Records to use START

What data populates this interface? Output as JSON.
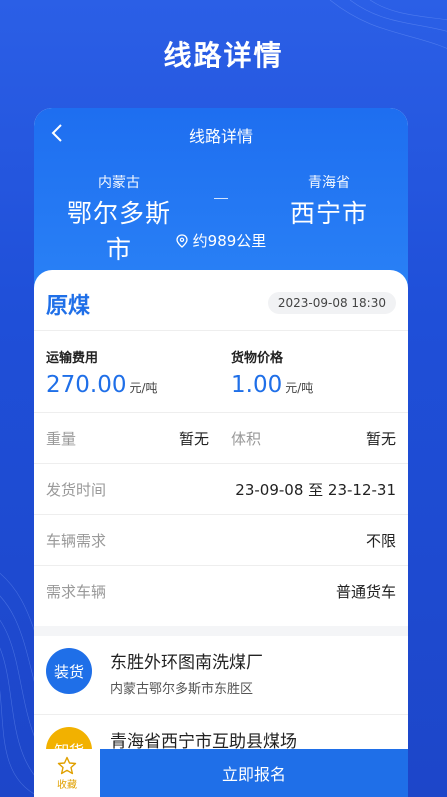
{
  "promo": {
    "title": "线路详情"
  },
  "nav": {
    "title": "线路详情"
  },
  "route": {
    "from_province": "内蒙古",
    "from_city": "鄂尔多斯市",
    "to_province": "青海省",
    "to_city": "西宁市",
    "distance": "约989公里"
  },
  "cargo": {
    "name": "原煤",
    "published": "2023-09-08 18:30",
    "freight_label": "运输费用",
    "freight_value": "270.00",
    "freight_unit": "元/吨",
    "goods_price_label": "货物价格",
    "goods_price_value": "1.00",
    "goods_price_unit": "元/吨",
    "weight_label": "重量",
    "weight_value": "暂无",
    "volume_label": "体积",
    "volume_value": "暂无",
    "ship_time_label": "发货时间",
    "ship_time_value": "23-09-08 至 23-12-31",
    "vehicle_req_label": "车辆需求",
    "vehicle_req_value": "不限",
    "vehicle_type_label": "需求车辆",
    "vehicle_type_value": "普通货车"
  },
  "addresses": [
    {
      "badge": "装货",
      "title": "东胜外环图南洗煤厂",
      "sub": "内蒙古鄂尔多斯市东胜区",
      "color": "#1f6fe8"
    },
    {
      "badge": "卸货",
      "title": "青海省西宁市互助县煤场",
      "sub": "",
      "color": "#f2b100"
    }
  ],
  "bottom": {
    "favorite_label": "收藏",
    "signup_label": "立即报名"
  },
  "colors": {
    "primary": "#1f6fe8",
    "accent": "#f2b100",
    "background": "#2355e0"
  }
}
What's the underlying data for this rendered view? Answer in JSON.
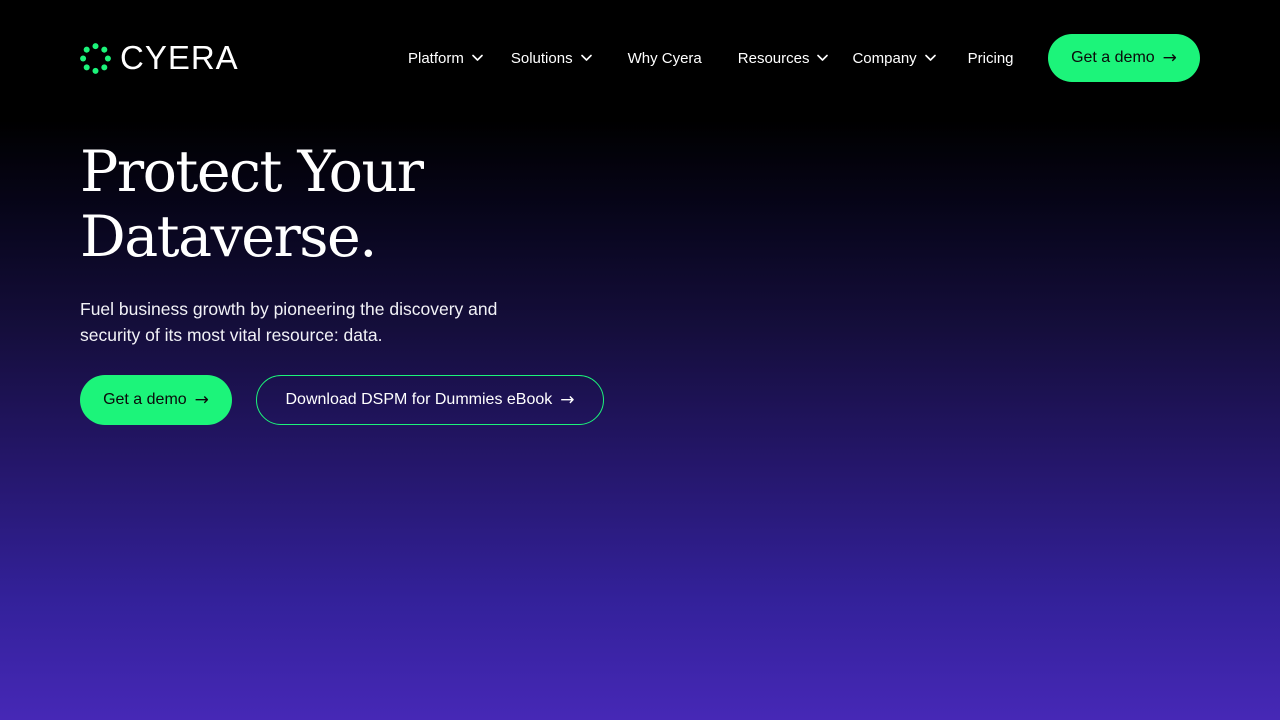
{
  "brand": {
    "name": "CYERA",
    "logo_icon": "cyera-ring-logo-icon",
    "accent_color": "#1cf47a"
  },
  "nav": {
    "items": [
      {
        "label": "Platform",
        "has_dropdown": true
      },
      {
        "label": "Solutions",
        "has_dropdown": true
      },
      {
        "label": "Why Cyera",
        "has_dropdown": false
      },
      {
        "label": "Resources",
        "has_dropdown": true
      },
      {
        "label": "Company",
        "has_dropdown": true
      },
      {
        "label": "Pricing",
        "has_dropdown": false
      }
    ],
    "dropdown_icon": "chevron-down-icon",
    "cta_label": "Get a demo",
    "cta_icon": "arrow-right-icon"
  },
  "hero": {
    "title_line1": "Protect Your",
    "title_line2": "Dataverse.",
    "subtitle": "Fuel business growth by pioneering the discovery and security of its most vital resource: data.",
    "primary_cta": "Get a demo",
    "secondary_cta": "Download DSPM for Dummies eBook",
    "arrow_glyph": "→"
  },
  "colors": {
    "background_top": "#000000",
    "background_bottom": "#4628b6",
    "button_text": "#0a0a0a"
  }
}
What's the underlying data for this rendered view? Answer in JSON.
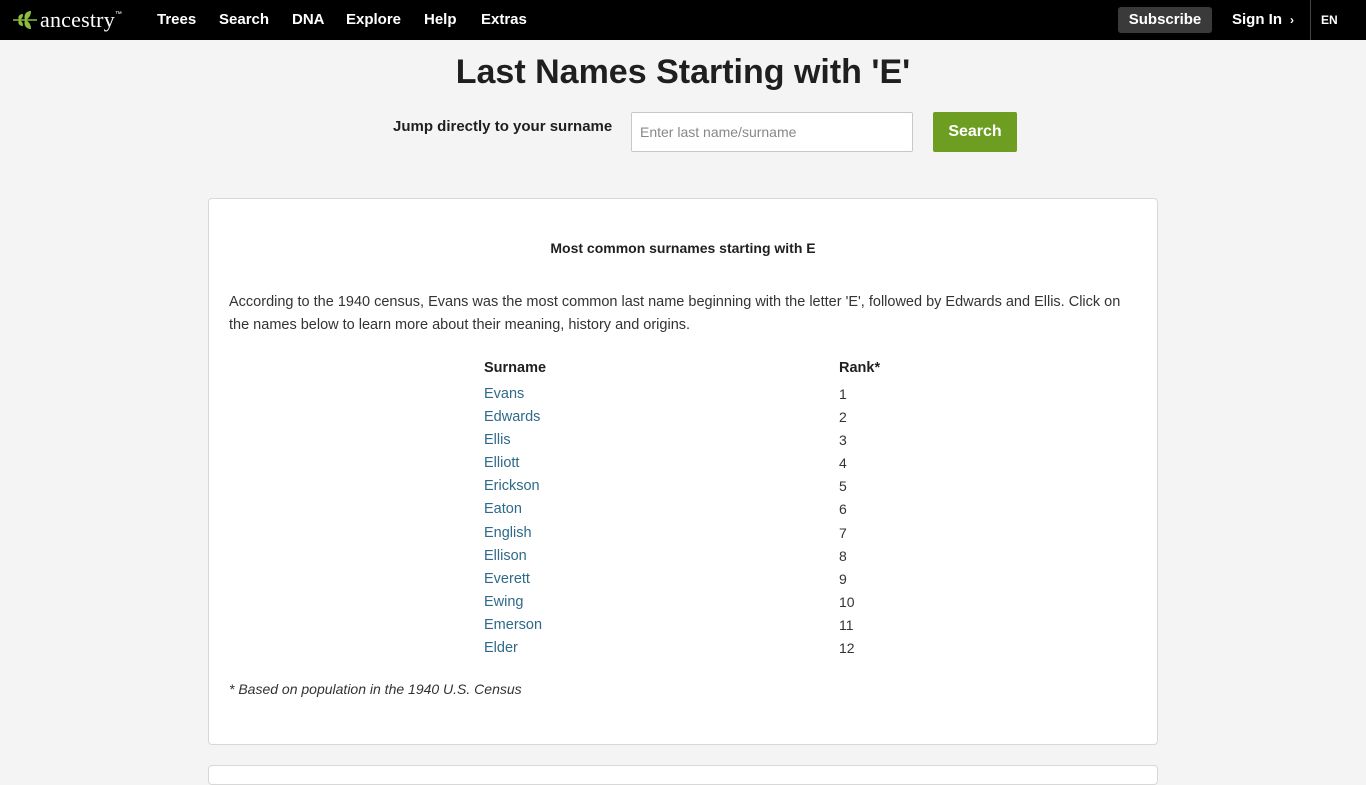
{
  "nav": {
    "logo_text": "ancestry",
    "logo_tm": "™",
    "items": [
      {
        "label": "Trees"
      },
      {
        "label": "Search"
      },
      {
        "label": "DNA"
      },
      {
        "label": "Explore"
      },
      {
        "label": "Help"
      },
      {
        "label": "Extras"
      }
    ],
    "subscribe": "Subscribe",
    "sign_in": "Sign In",
    "language": "EN"
  },
  "page": {
    "title": "Last Names Starting with 'E'",
    "jump_label": "Jump directly to your surname",
    "search_placeholder": "Enter last name/surname",
    "search_button": "Search"
  },
  "card": {
    "heading": "Most common surnames starting with E",
    "intro": "According to the 1940 census, Evans was the most common last name beginning with the letter 'E', followed by Edwards and Ellis. Click on the names below to learn more about their meaning, history and origins.",
    "col_surname": "Surname",
    "col_rank": "Rank*",
    "rows": [
      {
        "name": "Evans",
        "rank": "1"
      },
      {
        "name": "Edwards",
        "rank": "2"
      },
      {
        "name": "Ellis",
        "rank": "3"
      },
      {
        "name": "Elliott",
        "rank": "4"
      },
      {
        "name": "Erickson",
        "rank": "5"
      },
      {
        "name": "Eaton",
        "rank": "6"
      },
      {
        "name": "English",
        "rank": "7"
      },
      {
        "name": "Ellison",
        "rank": "8"
      },
      {
        "name": "Everett",
        "rank": "9"
      },
      {
        "name": "Ewing",
        "rank": "10"
      },
      {
        "name": "Emerson",
        "rank": "11"
      },
      {
        "name": "Elder",
        "rank": "12"
      }
    ],
    "footnote": "* Based on population in the 1940 U.S. Census"
  },
  "colors": {
    "nav_bg": "#000000",
    "search_button": "#6d9e22",
    "link": "#2e6a8a",
    "logo_leaf": "#8cbf3f"
  }
}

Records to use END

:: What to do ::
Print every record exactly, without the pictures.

:: Reply ::
What data populates this interface? Output as JSON.
{
  "promo": {
    "title": "线路详情"
  },
  "nav": {
    "title": "线路详情"
  },
  "route": {
    "from_province": "内蒙古",
    "from_city": "鄂尔多斯市",
    "to_province": "青海省",
    "to_city": "西宁市",
    "distance": "约989公里"
  },
  "cargo": {
    "name": "原煤",
    "published": "2023-09-08 18:30",
    "freight_label": "运输费用",
    "freight_value": "270.00",
    "freight_unit": "元/吨",
    "goods_price_label": "货物价格",
    "goods_price_value": "1.00",
    "goods_price_unit": "元/吨",
    "weight_label": "重量",
    "weight_value": "暂无",
    "volume_label": "体积",
    "volume_value": "暂无",
    "ship_time_label": "发货时间",
    "ship_time_value": "23-09-08 至 23-12-31",
    "vehicle_req_label": "车辆需求",
    "vehicle_req_value": "不限",
    "vehicle_type_label": "需求车辆",
    "vehicle_type_value": "普通货车"
  },
  "addresses": [
    {
      "badge": "装货",
      "title": "东胜外环图南洗煤厂",
      "sub": "内蒙古鄂尔多斯市东胜区",
      "color": "#1f6fe8"
    },
    {
      "badge": "卸货",
      "title": "青海省西宁市互助县煤场",
      "sub": "",
      "color": "#f2b100"
    }
  ],
  "bottom": {
    "favorite_label": "收藏",
    "signup_label": "立即报名"
  },
  "colors": {
    "primary": "#1f6fe8",
    "accent": "#f2b100",
    "background": "#2355e0"
  }
}
What's the underlying data for this rendered view? Answer in JSON.
{
  "brand": {
    "name": "CYERA",
    "logo_icon": "cyera-ring-logo-icon",
    "accent_color": "#1cf47a"
  },
  "nav": {
    "items": [
      {
        "label": "Platform",
        "has_dropdown": true
      },
      {
        "label": "Solutions",
        "has_dropdown": true
      },
      {
        "label": "Why Cyera",
        "has_dropdown": false
      },
      {
        "label": "Resources",
        "has_dropdown": true
      },
      {
        "label": "Company",
        "has_dropdown": true
      },
      {
        "label": "Pricing",
        "has_dropdown": false
      }
    ],
    "dropdown_icon": "chevron-down-icon",
    "cta_label": "Get a demo",
    "cta_icon": "arrow-right-icon"
  },
  "hero": {
    "title_line1": "Protect Your",
    "title_line2": "Dataverse.",
    "subtitle": "Fuel business growth by pioneering the discovery and security of its most vital resource: data.",
    "primary_cta": "Get a demo",
    "secondary_cta": "Download DSPM for Dummies eBook",
    "arrow_glyph": "→"
  },
  "colors": {
    "background_top": "#000000",
    "background_bottom": "#4628b6",
    "button_text": "#0a0a0a"
  }
}
What's the underlying data for this rendered view? Answer in JSON.
{
  "nav": {
    "logo_text": "ancestry",
    "logo_tm": "™",
    "items": [
      {
        "label": "Trees"
      },
      {
        "label": "Search"
      },
      {
        "label": "DNA"
      },
      {
        "label": "Explore"
      },
      {
        "label": "Help"
      },
      {
        "label": "Extras"
      }
    ],
    "subscribe": "Subscribe",
    "sign_in": "Sign In",
    "language": "EN"
  },
  "page": {
    "title": "Last Names Starting with 'E'",
    "jump_label": "Jump directly to your surname",
    "search_placeholder": "Enter last name/surname",
    "search_button": "Search"
  },
  "card": {
    "heading": "Most common surnames starting with E",
    "intro": "According to the 1940 census, Evans was the most common last name beginning with the letter 'E', followed by Edwards and Ellis. Click on the names below to learn more about their meaning, history and origins.",
    "col_surname": "Surname",
    "col_rank": "Rank*",
    "rows": [
      {
        "name": "Evans",
        "rank": "1"
      },
      {
        "name": "Edwards",
        "rank": "2"
      },
      {
        "name": "Ellis",
        "rank": "3"
      },
      {
        "name": "Elliott",
        "rank": "4"
      },
      {
        "name": "Erickson",
        "rank": "5"
      },
      {
        "name": "Eaton",
        "rank": "6"
      },
      {
        "name": "English",
        "rank": "7"
      },
      {
        "name": "Ellison",
        "rank": "8"
      },
      {
        "name": "Everett",
        "rank": "9"
      },
      {
        "name": "Ewing",
        "rank": "10"
      },
      {
        "name": "Emerson",
        "rank": "11"
      },
      {
        "name": "Elder",
        "rank": "12"
      }
    ],
    "footnote": "* Based on population in the 1940 U.S. Census"
  },
  "colors": {
    "nav_bg": "#000000",
    "search_button": "#6d9e22",
    "link": "#2e6a8a",
    "logo_leaf": "#8cbf3f"
  }
}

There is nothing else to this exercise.